  • It will be hard for AIs to coordinate a violent takeover for basically the same reason why it's hard for humans to coordinate a violent takeover. In order to coordinate a violent plan, you generally need to alert other people about your intentions. However, since other people might not agree with your intentions, each person you inform is a chance for your plan to be exposed, and thus ended. This would apply to AIs who try to inform other AIs about their intentions.
  • If an AI is trained to catch deception in other AIs, there isn't a strong reason to assume that it will defect from its training and join the other AI in deceiving against the humans, because it won't necessarily see itself as "an AI" fighting against "the humans".

In my opinion, these examples only scratch the surface of the ways in which your story of AI might depart from the classic AI risk analysis if you don't think AIs will form a natural, unified coalition. When you start to read standard AI risk stories (including from people like Ajeya who do not agree with Eliezer on a ton of things), you can often find the assumption that "AIs will form a natural, unified coalition" written all over it.

I'm just noting that you are assuming that we have many robustly aligned AI's, in which case I agree that take-over seems less likely.

Absent this assumption, I don't think that "AIs will form a natural, unified coalition" is the necessary outcome, but it seems reasonable that the other outcomes will look functionally the same for us.

Nice post, Joe.

For two: clearly some sorts of otherness warrant some sorts of fear. For example: maybe you, personally, don't like to murder.
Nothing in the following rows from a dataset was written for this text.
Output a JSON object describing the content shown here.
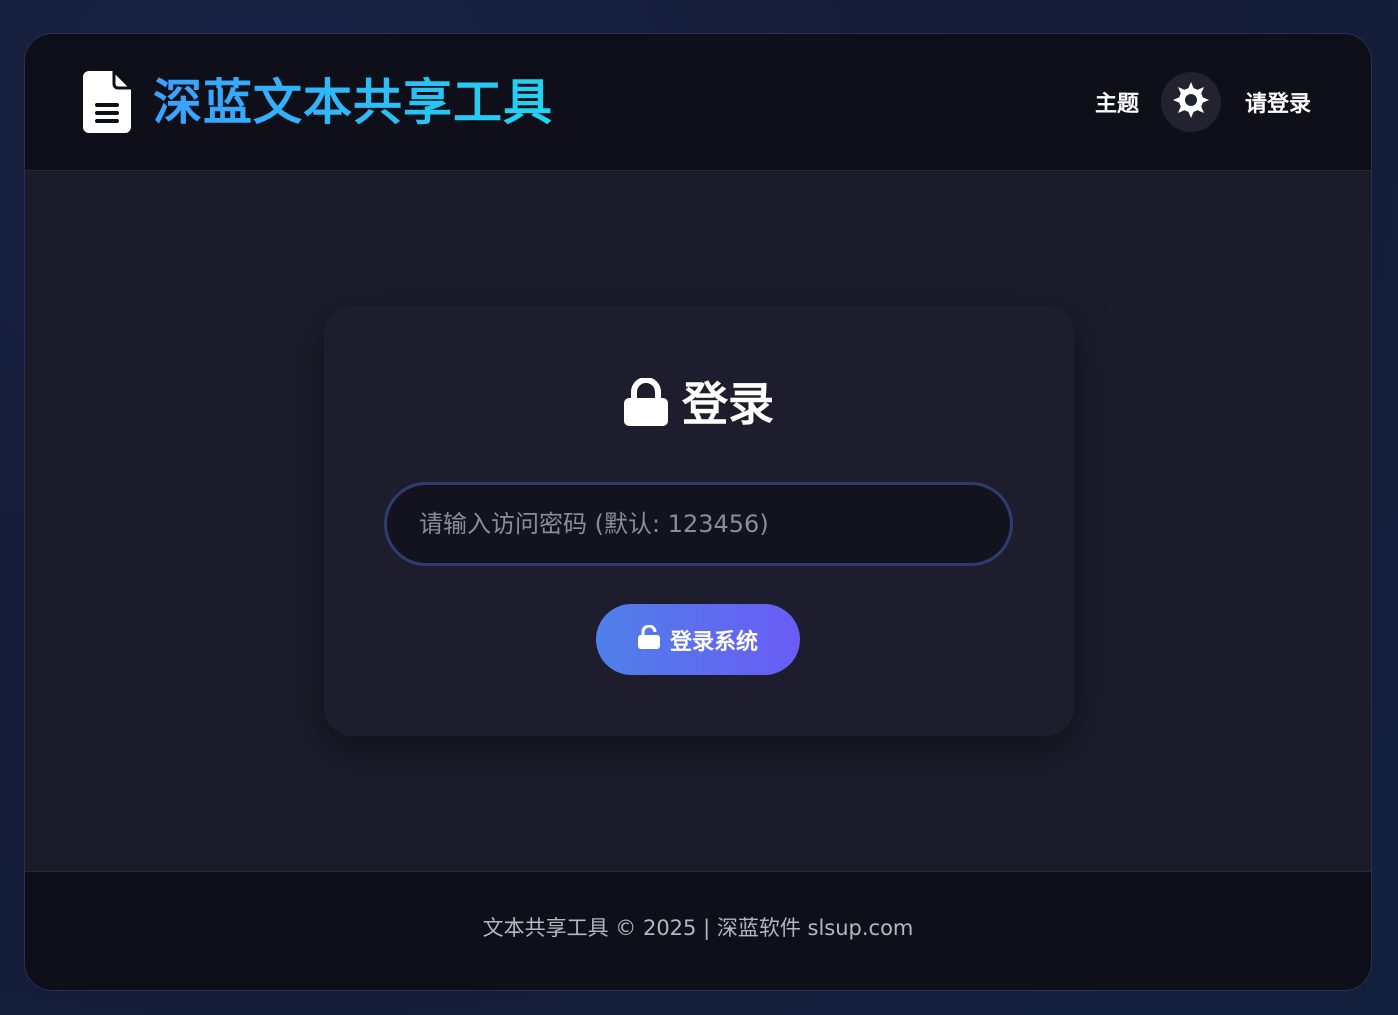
{
  "header": {
    "app_title": "深蓝文本共享工具",
    "logo_icon": "file-text-icon",
    "theme_label": "主题",
    "theme_icon": "gear-icon",
    "login_link": "请登录"
  },
  "login_card": {
    "lock_icon": "lock-icon",
    "title": "登录",
    "password_placeholder": "请输入访问密码 (默认: 123456)",
    "password_value": "",
    "button_icon": "unlock-icon",
    "button_label": "登录系统"
  },
  "footer": {
    "text": "文本共享工具 © 2025 | 深蓝软件 slsup.com"
  },
  "colors": {
    "title_gradient_start": "#3aa0ff",
    "title_gradient_end": "#21d4f0",
    "button_gradient_start": "#4f80e8",
    "button_gradient_end": "#6a5cf6",
    "input_border": "#2d3d6e"
  }
}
But Bob, well: Bob is different. If Bob gets a bunch of power, then: yep, it's OK to hold your babies close. And often OK, too, to try to "control" Bob into not-killing-your-babies. Cf, also, the discussion of getting-eaten-by-bears in the first essay. And the Nazis, too, were different in their own way. Of course, there's a long and ongoing history of mistaking "different" for "the type of different that wants to kill your babies." We should, indeed, be very wary. But liberal tolerance has never been a blank check; and not all fear is hatred.

I think the strength of this point may be misleading. The word "murder" usually has a negative connotation in language, so if one hears that "a murderer got lots of power", then one should reasonably expect more negative stuff. However, although killing humans is almost always bad, it is not necessarily bad. For example, I think it would be totally fine to kill a terrorist to prevent the death of e.g. 1 M people. To assess the value of a given action, we have to ask what is better from the point of view of the universe. Once one does that, AI killing all humans is no longer necessarily bad, but it will also not be good for free.